Game of Thrones could literally be a story about an omniscient and all-powerful or nigh-all-powerful mystic or god being rendered powerless by chaos theory. In other words, per Littlefinger: “Chaos is a ladder” and only that ladder is real. All else is illusion. In trying to prevent the creation of the White Walkers or the Mad King’s holocaust, Bran unintentionally sets off other horrific events. The prevention of one bad outcome or consequence results in the emergence of a new bad outcome or consequence. Thinking about Bran’s predicament got me thinking about the idea of an omniscient being.

God’s predicament, should one exist, wouldn’t be any different. Preventing a murder on one side of the world only ensures the emergence of a new, unintended one on the other side of the world. If the flapping of a butterfly’s wings results in a derailed train that kills dozens, a god might reason to prevent the flapping of the wings, but in doing so, an unintended volcanic eruption wipes out dozens in a separate location. The idea of omniscience along with omnipotence would ensure that such a being is rendered powerless! Westeros may not work very much like our world; there is after all magic, undead, dragons, and voices speaking from fires. Chaos theory might not feature in Westeros, but it certainly features in our world. A being like the Three-Eyed Raven would have incredible power, but will resign himself to inactivity.

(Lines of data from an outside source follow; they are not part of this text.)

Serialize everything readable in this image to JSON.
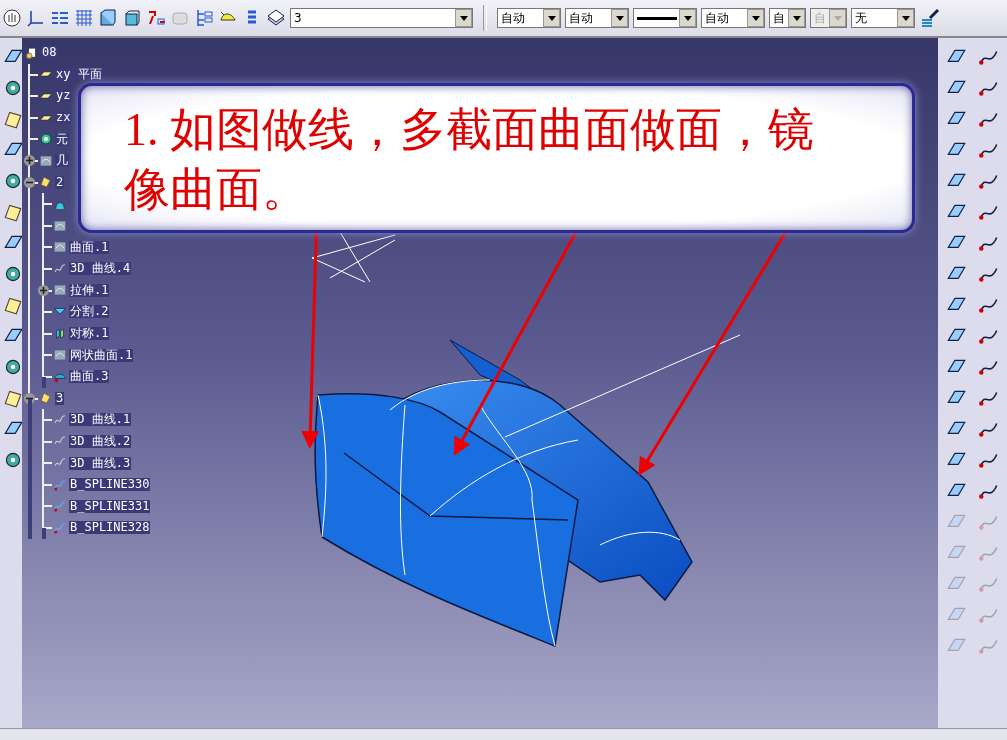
{
  "toolbar": {
    "combos": [
      {
        "kind": "text",
        "value": "3",
        "disabled": false
      },
      {
        "kind": "text",
        "value": "自动",
        "disabled": false
      },
      {
        "kind": "text",
        "value": "自动",
        "disabled": false
      },
      {
        "kind": "line",
        "disabled": false
      },
      {
        "kind": "text",
        "value": "自动",
        "disabled": false
      },
      {
        "kind": "text",
        "value": "自",
        "disabled": false
      },
      {
        "kind": "text",
        "value": "自",
        "disabled": true
      },
      {
        "kind": "text",
        "value": "无",
        "disabled": false
      }
    ]
  },
  "tree": {
    "kind": "part",
    "label": "08",
    "children": [
      {
        "kind": "plane",
        "label": "xy 平面"
      },
      {
        "kind": "plane",
        "label": "yz"
      },
      {
        "kind": "plane",
        "label": "zx"
      },
      {
        "kind": "axis",
        "label": "元"
      },
      {
        "kind": "body",
        "label": "几",
        "expanded": false
      },
      {
        "kind": "geoset",
        "label": "2",
        "expanded": true,
        "children": [
          {
            "kind": "sweep"
          },
          {
            "kind": "body"
          },
          {
            "kind": "body",
            "label": "曲面.1"
          },
          {
            "kind": "curve",
            "label": "3D 曲线.4"
          },
          {
            "kind": "body",
            "label": "拉伸.1",
            "expanded": false
          },
          {
            "kind": "split",
            "label": "分割.2"
          },
          {
            "kind": "symmetry",
            "label": "对称.1"
          },
          {
            "kind": "body",
            "label": "网状曲面.1"
          },
          {
            "kind": "fill",
            "label": "曲面.3"
          }
        ]
      },
      {
        "kind": "geoset",
        "label": "3",
        "expanded": true,
        "children": [
          {
            "kind": "curve",
            "label": "3D 曲线.1"
          },
          {
            "kind": "curve",
            "label": "3D 曲线.2"
          },
          {
            "kind": "curve",
            "label": "3D 曲线.3"
          },
          {
            "kind": "spline",
            "label": "B_SPLINE330"
          },
          {
            "kind": "spline",
            "label": "B_SPLINE331"
          },
          {
            "kind": "spline",
            "label": "B_SPLINE328"
          }
        ]
      }
    ]
  },
  "callout": {
    "text": "1. 如图做线，多截面曲面做面，镜像曲面。"
  }
}
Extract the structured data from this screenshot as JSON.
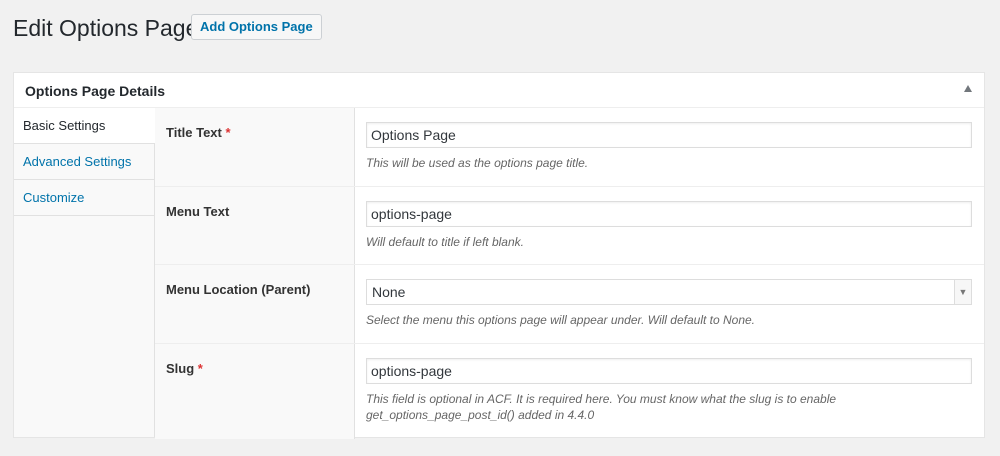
{
  "page": {
    "title": "Edit Options Page",
    "add_button_label": "Add Options Page"
  },
  "postbox": {
    "title": "Options Page Details"
  },
  "tabs": [
    {
      "label": "Basic Settings",
      "active": true
    },
    {
      "label": "Advanced Settings",
      "active": false
    },
    {
      "label": "Customize",
      "active": false
    }
  ],
  "fields": {
    "title_text": {
      "label": "Title Text",
      "required": "*",
      "value": "Options Page",
      "description": "This will be used as the options page title."
    },
    "menu_text": {
      "label": "Menu Text",
      "value": "options-page",
      "description": "Will default to title if left blank."
    },
    "menu_location": {
      "label": "Menu Location (Parent)",
      "selected": "None",
      "description": "Select the menu this options page will appear under. Will default to None."
    },
    "slug": {
      "label": "Slug",
      "required": "*",
      "value": "options-page",
      "description_line1": "This field is optional in ACF. It is required here. You must know what the slug is to enable",
      "description_line2": "get_options_page_post_id() added in 4.4.0"
    }
  },
  "colors": {
    "link": "#0073aa",
    "required": "#dc3232",
    "background": "#f1f1f1"
  },
  "icons": {
    "collapse": "triangle-up-icon",
    "select": "chevron-down-icon"
  }
}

God, should one exist, might have realized this long ago and has thus resigned himself to inactivity and indifference. Omniscience entails foresight and omnipotence entails prevention of what one foresees, but the two powers together would inevitably result in voluntarily powerlessness. In a world of chaos, an order that prevents all evil and all suffering is simply not possible; it is unachievable. Should there be a god, Nietzsche might be best read literally. God is effectively dead. He is a celestial vegetable, eternally inactive upon realizing that he could never achieve a perfect world. I am firmly a post-theist in that I am beyond entertaining the ideas of religion and writing extensively and frequently about such topics. But should there be a god, I would approach it with compassion and pity because despite having all that power, it’s as though it has no power. 

A simply corollary might make things clearer. Humans are no doubt limited and finite in their power to prevent unappealing outcomes and consequences. They are equally limited in their capacity to formulate and execute contingency plans. Yet even when one succeeds at preventing one’s business from failure by taking out a sizable loan, there’s now the unintended consequence of realizing several months down the line that an extensive layoff is necessary to turn enough profit to pay off the debt and continue to operate the business. Preventing one bad outcome seems to ensure the emergence of another. Though some regard this study as debunked, the jury is still out on whether extensive gene editing results in hundreds of potentially harmful mutations. 

It could be that chaos requires a balancing of the scales and it is only in that balance that order is achieved. God might have done all he could to prevent the abusive childhood of one person only to ensure the emergence of another person’s abusive childhood. The Three-Eyed Raven’s predicament might not be any different from what a god’s would be if it existed. Joan Osborne’s song comes to mind in thinking that perhaps god is essentially one of us. The poor bastard has all that power and can do absolutely nothing with it.